Seven-hundred-thousand natural-gas customers on Vancouver Island, the Lower Mainland, and in northern B.C. may experience a shortage over winter.
After a recent explosion at the Enbridge gas pipeline near Prince George, only a limited amount of fuel is being allowed through and British Columbians are therefore advised to conserve gas. Fortis is asking customers to wash clothes in cold water and keep thermostats between 18 C and 20 C and under 17 when out or sleeping. Whether you’re a natural-gas customer or not, it’s important you take steps to ensure your home runs efficiently during the upcoming freezing temperatures and harsh weather.
Regular furnace maintenance saves money
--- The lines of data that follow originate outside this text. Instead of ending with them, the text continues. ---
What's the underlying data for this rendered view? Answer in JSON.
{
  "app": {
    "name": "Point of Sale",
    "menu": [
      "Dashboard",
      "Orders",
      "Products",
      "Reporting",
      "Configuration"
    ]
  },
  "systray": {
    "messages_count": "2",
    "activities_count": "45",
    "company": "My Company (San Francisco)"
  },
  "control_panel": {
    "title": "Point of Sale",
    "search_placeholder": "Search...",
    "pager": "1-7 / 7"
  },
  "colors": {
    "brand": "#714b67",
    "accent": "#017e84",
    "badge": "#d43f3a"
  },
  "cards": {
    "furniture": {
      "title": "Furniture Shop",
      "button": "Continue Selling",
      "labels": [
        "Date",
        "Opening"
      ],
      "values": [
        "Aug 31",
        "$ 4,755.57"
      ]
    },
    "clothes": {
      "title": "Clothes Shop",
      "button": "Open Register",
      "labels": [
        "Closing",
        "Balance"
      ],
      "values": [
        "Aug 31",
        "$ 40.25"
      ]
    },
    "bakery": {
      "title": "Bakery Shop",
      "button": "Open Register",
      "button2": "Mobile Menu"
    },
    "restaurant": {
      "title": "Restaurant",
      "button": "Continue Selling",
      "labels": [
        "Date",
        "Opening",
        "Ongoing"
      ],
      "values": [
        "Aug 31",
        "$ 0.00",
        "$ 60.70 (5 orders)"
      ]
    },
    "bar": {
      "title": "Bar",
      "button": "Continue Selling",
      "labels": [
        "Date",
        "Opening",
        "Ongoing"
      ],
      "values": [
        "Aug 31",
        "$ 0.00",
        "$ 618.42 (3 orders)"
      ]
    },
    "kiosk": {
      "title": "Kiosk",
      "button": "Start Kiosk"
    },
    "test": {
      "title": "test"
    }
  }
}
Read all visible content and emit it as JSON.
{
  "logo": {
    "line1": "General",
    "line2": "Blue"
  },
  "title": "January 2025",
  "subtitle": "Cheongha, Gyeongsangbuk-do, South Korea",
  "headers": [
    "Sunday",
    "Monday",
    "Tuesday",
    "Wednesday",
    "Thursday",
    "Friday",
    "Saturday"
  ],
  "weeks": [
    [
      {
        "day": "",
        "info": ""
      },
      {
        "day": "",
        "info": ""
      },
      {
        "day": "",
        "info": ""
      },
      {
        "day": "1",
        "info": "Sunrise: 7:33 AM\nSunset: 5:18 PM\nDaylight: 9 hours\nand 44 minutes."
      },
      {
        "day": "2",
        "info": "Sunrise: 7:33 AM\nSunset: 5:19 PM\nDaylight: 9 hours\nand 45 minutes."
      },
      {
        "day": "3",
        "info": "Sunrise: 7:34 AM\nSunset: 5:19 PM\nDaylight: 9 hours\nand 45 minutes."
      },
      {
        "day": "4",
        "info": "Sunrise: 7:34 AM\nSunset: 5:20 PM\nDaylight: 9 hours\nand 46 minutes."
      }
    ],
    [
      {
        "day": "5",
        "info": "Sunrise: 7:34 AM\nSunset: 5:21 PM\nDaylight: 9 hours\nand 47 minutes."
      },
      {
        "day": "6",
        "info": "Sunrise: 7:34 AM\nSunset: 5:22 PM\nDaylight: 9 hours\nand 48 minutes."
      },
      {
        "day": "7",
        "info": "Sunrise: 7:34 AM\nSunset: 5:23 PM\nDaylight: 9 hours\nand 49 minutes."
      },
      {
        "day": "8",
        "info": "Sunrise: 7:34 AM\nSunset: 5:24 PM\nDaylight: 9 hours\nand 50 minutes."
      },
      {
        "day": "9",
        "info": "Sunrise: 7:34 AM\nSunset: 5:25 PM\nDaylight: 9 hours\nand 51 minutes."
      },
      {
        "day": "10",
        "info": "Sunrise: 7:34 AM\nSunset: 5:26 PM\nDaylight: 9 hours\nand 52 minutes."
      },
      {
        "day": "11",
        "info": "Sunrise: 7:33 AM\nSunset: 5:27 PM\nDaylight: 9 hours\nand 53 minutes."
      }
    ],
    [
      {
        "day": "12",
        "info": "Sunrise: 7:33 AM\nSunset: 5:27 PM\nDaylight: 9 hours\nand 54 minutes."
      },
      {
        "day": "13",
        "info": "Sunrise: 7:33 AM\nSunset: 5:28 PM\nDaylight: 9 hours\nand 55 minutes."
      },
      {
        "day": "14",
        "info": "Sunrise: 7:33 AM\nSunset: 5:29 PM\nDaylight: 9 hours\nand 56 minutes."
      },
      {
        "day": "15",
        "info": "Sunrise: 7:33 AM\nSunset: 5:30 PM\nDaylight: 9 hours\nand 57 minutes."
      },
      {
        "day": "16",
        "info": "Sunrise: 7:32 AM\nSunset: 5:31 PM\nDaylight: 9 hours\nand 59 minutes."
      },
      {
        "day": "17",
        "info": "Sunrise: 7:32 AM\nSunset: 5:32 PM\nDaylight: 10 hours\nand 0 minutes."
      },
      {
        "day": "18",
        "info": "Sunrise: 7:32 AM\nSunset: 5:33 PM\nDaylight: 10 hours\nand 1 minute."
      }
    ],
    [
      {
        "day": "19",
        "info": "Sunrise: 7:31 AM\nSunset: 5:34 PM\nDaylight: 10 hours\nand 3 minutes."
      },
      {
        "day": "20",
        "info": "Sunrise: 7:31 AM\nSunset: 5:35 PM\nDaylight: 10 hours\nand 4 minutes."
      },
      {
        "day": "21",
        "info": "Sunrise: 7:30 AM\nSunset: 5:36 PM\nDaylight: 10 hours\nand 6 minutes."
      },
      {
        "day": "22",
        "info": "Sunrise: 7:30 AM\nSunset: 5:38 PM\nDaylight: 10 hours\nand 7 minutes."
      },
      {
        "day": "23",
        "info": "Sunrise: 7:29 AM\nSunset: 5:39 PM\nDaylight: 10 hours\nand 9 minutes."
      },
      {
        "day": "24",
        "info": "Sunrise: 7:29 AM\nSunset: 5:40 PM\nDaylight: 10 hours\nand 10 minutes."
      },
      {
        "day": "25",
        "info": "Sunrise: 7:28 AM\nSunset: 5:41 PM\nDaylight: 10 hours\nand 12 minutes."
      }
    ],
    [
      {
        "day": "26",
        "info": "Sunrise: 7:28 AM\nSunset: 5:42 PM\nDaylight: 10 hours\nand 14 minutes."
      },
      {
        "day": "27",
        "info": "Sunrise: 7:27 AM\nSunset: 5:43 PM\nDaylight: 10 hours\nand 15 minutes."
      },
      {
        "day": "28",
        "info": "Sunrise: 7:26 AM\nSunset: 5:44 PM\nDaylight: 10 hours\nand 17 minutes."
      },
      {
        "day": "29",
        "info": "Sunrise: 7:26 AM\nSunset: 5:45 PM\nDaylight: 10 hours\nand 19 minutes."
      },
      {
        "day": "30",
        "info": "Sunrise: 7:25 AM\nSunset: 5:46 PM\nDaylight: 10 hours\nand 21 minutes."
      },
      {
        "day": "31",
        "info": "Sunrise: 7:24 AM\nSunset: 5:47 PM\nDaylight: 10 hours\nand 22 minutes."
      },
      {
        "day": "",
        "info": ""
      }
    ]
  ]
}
Preventative maintenance is crucial for keeping home heating systems healthy over winter. After a tune-up, furnaces and boilers experience a 20 per cent increase in energy efficiency: this can save homeowners roughly $395.44 each year. An HVAC (heating, ventilation, and air-conditioning) contractor can check your furnace or boiler is running safely and efficiently and replace the filter. You then need to pull out the filter once a month and replace it if it’s brown or black. Pleated filters are better at trapping dirt and debris than flat ones.
Outside the home
Gutters can get clogged with leaves and debris which can then turn into a frozen mass and cause damage to the roof. It’s important to unclog gutters by hand and install a gutter guard to prevent debris from building up and allow water to flow safely away from your home. If you’re uncomfortable climbing a ladder, call in a handyman. You can also have your drainage system and roof professionally checked for damage or missing pieces to make sure there’s no risk of leakage.
Are your pipes freeze-proof?
Exposed pipes can be potentially hazardous in the winter. Pipes in places like the basement or attic are often prone to freezing. They can burst if temperatures drop below 32 F. To prevent this disaster, pipes can be fitted with foam rubber or fibreglass insulation. Insulation reduces heat loss and also increases the water temperature by 2-4 degrees compared to uninsulated pipes — which allows you to lower your water temperature setting. If your water thermostat heater is set at 140 F, lowering it to 120 F can save roughly $500 annually.
While Vernon and B.C. may be looking forward to a fairly mild and dry winter, as some forecasters suggest, it remains just as important to prepare your home. Maintenance will protect your property over winter and pay off financially, too. You’ll be saved from expensive repairs in the long run.